To understand why many of us are opposed to this measure, you need to look at how the ATF and the DOJ are handling the current background check system.
First of all, people who lie on the background check form are not even being reported to local and state law enforcement. Is it not important that the cops know as soon as possible that a convicted felon or a person subject to a domestic violence retraining order is trying to by a gun? Is it not possible - and in fact probable - that this kind of individual will then look for a gun on the back market?
In fact we know this has happened, because several years ago such a person did find a gun on the black market, and than used it to kill a sheriff's deputy. Even after this incident, ATF still does not notify local law enforcement of failed background checks - and President Obama has not ordered them to do so. One has to wonder why he has not done so.
Second, criminals who attempt to by firearms at dealers and are prevented from doing so are nearly certain to never be prosecuted for doing so.
In case you are not familiar with the process, every person who attempts to buy a firearm must fill out ATF Form 4473. On that form are listed all of the reasons a person may be legally ineligible to own a firearm. The applicant must swear, under penalty of perjury, that each of them does not apply. The applicant must present ID, it is in their handwriting and their prints are all over the form. One would think that prosecution would be a slam dunk.
According to a study of Instant Checks done in 2005, of 8.3 Million checks done in that year, 66,700 were rejected. Of these, 46% were rejected for felony convictions or current charges, 15% were for convictions for domestic violence or a current restraining order, and the rest were for other reasons such as mental health commitments.
So, of 66,700 rejections, 61% - or about 41,000 - were attempts by criminals or people at risk of committing domestic violence who flat out lied on the form - which is a felony. How many were even referred to the Department of Justice for prosecution? Answer: 135, or .33%. There is no indication that this situation has changed
So a criminal risks no more than a 1 in 300 chance of being prosecuted if they try to illegally buy a gun from a licensed dealer. Why not try? Maybe you can slip through.
There is absolutely no indication that things are any better today.
So, the current instant check system may be preventing some criminals from buying guns at a dealer but it is not being used to prevent crimes by arresting and prosecuting criminals who attempt to buy firearms. There seems to be zero concern that these people will simply turn to the black market. Why not?

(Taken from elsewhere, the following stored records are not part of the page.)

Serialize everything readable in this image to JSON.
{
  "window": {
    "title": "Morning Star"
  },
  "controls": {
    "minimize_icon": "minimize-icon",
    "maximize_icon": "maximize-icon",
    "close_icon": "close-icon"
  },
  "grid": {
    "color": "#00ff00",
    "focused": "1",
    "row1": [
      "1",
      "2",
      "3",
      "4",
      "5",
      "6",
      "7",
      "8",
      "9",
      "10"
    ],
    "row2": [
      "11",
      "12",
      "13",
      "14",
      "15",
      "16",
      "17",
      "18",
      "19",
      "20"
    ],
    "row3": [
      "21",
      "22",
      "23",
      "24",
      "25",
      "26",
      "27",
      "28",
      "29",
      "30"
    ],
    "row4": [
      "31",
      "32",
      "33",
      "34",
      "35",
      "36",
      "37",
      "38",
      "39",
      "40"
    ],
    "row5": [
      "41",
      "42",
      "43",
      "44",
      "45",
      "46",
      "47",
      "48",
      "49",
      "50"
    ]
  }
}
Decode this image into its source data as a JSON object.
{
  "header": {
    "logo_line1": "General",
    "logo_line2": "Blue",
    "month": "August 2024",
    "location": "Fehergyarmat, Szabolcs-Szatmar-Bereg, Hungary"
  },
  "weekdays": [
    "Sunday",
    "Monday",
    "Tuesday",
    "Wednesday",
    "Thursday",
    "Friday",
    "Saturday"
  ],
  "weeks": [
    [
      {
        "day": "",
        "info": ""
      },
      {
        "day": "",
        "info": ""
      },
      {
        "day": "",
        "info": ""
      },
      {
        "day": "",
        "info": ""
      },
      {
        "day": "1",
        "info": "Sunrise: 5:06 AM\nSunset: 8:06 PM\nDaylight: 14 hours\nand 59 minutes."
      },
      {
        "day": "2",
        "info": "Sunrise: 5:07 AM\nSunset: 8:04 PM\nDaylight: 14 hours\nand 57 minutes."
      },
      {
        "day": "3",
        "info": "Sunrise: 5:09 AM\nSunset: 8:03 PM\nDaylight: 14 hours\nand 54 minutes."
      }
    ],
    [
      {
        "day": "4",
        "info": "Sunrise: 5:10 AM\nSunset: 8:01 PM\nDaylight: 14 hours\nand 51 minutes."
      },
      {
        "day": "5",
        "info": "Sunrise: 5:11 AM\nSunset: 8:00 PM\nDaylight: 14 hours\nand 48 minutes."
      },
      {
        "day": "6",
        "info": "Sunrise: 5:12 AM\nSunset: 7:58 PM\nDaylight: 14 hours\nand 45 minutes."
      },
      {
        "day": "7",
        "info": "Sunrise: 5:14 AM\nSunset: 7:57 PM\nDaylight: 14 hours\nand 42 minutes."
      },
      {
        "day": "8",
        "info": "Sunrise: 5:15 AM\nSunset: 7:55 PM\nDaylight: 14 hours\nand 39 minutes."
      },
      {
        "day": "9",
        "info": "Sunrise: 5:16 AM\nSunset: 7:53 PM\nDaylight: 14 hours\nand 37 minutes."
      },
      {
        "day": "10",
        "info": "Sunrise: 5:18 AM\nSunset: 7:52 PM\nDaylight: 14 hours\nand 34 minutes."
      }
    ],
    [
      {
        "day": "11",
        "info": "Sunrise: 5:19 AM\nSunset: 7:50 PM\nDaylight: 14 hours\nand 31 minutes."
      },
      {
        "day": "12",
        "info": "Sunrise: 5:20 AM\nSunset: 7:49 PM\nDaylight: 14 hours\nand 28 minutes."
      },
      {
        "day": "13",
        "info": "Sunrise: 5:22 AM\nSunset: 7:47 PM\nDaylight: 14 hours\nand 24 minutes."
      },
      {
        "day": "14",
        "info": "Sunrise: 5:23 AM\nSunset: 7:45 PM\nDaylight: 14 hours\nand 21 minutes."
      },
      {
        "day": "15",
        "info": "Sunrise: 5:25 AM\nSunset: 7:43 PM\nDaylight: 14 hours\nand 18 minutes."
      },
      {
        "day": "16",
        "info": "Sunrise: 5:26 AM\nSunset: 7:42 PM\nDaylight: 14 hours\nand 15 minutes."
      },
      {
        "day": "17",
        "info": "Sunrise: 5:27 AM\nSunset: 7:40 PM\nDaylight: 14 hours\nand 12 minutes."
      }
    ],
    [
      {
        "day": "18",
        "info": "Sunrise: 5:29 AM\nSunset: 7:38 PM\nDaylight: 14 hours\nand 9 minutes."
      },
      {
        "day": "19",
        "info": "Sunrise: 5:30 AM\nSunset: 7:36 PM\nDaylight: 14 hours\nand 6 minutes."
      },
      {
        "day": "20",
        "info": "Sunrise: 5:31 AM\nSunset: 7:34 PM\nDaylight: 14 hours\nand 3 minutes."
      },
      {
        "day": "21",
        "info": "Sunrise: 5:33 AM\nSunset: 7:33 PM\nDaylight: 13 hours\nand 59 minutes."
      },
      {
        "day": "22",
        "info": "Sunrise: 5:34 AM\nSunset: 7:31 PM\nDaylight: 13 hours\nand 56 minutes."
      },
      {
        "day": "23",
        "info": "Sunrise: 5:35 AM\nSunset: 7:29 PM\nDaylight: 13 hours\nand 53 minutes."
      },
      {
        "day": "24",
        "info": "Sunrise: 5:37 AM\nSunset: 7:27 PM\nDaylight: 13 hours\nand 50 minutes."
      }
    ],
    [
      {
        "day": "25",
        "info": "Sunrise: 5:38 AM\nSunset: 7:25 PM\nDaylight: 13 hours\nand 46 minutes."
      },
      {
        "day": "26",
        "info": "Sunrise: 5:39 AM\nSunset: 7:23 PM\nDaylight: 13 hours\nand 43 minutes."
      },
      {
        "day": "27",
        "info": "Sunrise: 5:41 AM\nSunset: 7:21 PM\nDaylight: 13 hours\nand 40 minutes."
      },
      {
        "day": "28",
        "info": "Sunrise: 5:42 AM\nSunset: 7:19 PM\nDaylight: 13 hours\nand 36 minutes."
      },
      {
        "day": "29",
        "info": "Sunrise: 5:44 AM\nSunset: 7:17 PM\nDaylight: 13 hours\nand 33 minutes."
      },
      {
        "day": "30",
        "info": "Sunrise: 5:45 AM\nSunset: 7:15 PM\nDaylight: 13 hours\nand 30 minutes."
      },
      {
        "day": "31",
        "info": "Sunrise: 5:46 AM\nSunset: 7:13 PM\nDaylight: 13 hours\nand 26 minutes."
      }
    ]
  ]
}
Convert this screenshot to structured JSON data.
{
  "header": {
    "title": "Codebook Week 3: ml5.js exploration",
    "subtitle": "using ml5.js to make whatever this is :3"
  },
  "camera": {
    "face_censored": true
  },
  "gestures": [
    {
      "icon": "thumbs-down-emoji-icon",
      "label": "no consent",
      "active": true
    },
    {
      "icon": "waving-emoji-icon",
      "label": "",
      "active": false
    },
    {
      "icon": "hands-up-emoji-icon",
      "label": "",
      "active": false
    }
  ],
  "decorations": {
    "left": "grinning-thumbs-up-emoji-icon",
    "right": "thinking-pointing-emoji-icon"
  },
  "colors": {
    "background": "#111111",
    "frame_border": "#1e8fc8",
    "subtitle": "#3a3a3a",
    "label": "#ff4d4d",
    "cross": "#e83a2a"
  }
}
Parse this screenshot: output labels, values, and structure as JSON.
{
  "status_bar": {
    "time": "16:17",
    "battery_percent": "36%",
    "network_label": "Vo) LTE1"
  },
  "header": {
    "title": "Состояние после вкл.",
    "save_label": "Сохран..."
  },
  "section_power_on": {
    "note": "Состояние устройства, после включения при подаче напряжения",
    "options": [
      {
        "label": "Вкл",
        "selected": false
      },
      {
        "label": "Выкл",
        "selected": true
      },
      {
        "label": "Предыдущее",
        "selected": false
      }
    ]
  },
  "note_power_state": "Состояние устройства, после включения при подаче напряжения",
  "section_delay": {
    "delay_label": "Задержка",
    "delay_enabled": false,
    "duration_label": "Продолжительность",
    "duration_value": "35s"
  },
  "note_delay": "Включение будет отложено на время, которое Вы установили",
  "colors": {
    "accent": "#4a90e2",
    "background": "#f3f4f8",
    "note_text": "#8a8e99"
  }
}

Why in the world should we expand a background check system that is clearly broken? Shouldn't we demand that it first be fixed before it is expanded?